## Work order
List all lines of the data that include the string "mastery".

## Extracted material
========================

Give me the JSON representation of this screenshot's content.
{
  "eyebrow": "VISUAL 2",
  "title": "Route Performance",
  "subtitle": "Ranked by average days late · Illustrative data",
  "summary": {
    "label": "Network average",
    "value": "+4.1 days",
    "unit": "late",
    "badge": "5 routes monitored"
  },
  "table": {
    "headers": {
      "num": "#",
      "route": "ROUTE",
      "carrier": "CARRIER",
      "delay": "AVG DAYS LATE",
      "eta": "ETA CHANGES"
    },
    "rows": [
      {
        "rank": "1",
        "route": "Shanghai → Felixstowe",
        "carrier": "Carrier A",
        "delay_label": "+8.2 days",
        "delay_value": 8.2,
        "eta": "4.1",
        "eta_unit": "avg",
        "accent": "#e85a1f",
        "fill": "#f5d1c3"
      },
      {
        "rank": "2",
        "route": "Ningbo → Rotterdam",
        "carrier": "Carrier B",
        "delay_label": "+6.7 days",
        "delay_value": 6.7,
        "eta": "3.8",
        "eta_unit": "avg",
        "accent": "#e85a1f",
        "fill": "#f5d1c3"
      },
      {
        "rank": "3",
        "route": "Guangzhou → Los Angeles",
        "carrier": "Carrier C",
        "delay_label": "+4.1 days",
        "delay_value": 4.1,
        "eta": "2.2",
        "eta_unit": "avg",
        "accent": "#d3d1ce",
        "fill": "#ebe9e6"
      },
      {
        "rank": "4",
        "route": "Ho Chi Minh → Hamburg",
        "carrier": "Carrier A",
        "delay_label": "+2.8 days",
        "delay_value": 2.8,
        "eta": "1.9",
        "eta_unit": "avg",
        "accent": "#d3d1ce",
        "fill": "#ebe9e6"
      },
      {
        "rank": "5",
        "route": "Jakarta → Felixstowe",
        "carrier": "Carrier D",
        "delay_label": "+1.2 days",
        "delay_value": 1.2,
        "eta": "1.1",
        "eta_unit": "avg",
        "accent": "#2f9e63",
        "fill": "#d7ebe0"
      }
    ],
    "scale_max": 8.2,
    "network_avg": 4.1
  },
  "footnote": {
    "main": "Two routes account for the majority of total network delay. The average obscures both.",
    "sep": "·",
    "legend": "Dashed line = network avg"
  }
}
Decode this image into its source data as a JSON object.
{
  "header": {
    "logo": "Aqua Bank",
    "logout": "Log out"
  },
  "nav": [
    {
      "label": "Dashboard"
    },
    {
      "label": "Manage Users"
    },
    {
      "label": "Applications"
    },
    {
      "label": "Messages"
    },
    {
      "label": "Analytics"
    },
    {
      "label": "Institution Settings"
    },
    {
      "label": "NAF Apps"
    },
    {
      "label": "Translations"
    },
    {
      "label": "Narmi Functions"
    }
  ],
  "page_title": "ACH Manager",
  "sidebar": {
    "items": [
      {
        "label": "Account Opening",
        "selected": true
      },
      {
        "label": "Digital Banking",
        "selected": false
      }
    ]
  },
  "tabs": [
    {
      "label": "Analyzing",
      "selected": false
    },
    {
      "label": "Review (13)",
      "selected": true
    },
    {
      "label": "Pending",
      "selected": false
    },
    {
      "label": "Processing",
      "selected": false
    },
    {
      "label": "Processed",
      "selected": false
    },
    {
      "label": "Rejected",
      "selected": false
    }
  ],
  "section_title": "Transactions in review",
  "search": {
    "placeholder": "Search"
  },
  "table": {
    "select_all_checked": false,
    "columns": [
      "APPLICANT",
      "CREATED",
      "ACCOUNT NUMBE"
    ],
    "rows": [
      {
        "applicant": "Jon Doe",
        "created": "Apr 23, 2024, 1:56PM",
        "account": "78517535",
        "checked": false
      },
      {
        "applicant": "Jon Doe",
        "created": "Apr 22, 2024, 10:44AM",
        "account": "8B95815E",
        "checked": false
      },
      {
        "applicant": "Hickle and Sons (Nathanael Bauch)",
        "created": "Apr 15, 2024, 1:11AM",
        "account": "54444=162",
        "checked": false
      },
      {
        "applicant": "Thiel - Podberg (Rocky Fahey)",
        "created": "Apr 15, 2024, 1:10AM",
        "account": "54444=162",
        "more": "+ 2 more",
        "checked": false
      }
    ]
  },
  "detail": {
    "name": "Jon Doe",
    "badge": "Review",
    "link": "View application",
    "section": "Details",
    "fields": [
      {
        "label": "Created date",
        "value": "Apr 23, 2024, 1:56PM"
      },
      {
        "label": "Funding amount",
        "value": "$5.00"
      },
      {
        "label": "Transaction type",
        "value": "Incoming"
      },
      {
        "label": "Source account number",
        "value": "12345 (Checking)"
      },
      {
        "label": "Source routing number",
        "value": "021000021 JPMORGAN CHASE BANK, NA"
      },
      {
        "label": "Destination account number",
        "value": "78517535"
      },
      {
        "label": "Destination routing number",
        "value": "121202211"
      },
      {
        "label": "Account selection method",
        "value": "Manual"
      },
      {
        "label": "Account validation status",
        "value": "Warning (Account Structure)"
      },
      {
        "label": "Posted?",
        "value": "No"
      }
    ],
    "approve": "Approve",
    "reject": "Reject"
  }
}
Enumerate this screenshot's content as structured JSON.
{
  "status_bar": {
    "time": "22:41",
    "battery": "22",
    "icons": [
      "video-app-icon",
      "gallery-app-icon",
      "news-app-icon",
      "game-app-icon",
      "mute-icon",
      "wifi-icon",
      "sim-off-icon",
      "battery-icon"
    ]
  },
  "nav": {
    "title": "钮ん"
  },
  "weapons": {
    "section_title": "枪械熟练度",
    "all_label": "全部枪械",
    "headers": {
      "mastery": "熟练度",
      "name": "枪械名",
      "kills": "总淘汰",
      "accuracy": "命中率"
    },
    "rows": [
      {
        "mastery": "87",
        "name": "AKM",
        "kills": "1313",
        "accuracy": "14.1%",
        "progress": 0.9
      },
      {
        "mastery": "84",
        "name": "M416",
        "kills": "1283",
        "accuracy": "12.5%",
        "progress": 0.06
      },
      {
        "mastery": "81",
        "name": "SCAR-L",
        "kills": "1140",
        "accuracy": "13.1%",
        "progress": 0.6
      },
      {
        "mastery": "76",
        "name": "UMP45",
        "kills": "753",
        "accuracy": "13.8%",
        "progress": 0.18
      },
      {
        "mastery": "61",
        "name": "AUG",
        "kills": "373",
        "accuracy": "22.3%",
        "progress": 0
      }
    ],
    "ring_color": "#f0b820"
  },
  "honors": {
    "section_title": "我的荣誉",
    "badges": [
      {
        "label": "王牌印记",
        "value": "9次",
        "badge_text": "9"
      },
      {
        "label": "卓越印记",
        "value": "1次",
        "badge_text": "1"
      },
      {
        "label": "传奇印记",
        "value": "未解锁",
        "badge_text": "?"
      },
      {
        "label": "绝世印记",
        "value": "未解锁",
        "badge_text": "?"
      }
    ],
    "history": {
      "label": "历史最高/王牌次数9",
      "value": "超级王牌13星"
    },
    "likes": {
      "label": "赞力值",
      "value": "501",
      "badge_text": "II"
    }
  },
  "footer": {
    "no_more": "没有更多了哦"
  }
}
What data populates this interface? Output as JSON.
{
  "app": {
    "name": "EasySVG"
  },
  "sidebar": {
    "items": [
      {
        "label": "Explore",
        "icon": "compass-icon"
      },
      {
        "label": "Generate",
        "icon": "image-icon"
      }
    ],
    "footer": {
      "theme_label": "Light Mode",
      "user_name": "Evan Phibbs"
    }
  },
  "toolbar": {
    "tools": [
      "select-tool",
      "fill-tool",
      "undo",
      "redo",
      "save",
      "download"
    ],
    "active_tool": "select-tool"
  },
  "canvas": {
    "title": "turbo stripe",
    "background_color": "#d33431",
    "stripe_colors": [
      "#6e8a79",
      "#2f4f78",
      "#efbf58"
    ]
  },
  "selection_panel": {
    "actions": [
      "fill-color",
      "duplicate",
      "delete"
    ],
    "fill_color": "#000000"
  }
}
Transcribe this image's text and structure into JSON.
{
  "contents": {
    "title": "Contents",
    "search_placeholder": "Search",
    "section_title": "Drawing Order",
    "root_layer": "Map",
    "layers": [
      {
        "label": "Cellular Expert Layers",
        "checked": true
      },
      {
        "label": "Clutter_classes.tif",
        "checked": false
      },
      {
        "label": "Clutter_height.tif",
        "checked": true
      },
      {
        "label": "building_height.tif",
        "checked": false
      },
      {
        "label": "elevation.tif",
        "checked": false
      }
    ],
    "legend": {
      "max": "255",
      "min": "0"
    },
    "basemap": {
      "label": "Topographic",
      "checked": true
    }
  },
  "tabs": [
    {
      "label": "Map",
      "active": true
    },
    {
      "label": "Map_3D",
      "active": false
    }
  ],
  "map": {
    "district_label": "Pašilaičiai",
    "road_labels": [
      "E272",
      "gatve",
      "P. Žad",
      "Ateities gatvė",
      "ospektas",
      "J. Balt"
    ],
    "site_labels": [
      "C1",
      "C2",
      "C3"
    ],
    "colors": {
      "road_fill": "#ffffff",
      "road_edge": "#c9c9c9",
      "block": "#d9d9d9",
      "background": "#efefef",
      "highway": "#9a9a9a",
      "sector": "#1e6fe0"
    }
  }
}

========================

## Answer to this task
      "mastery": "熟练度",
        "mastery": "87",
        "mastery": "84",
        "mastery": "81",
        "mastery": "76",
        "mastery": "61",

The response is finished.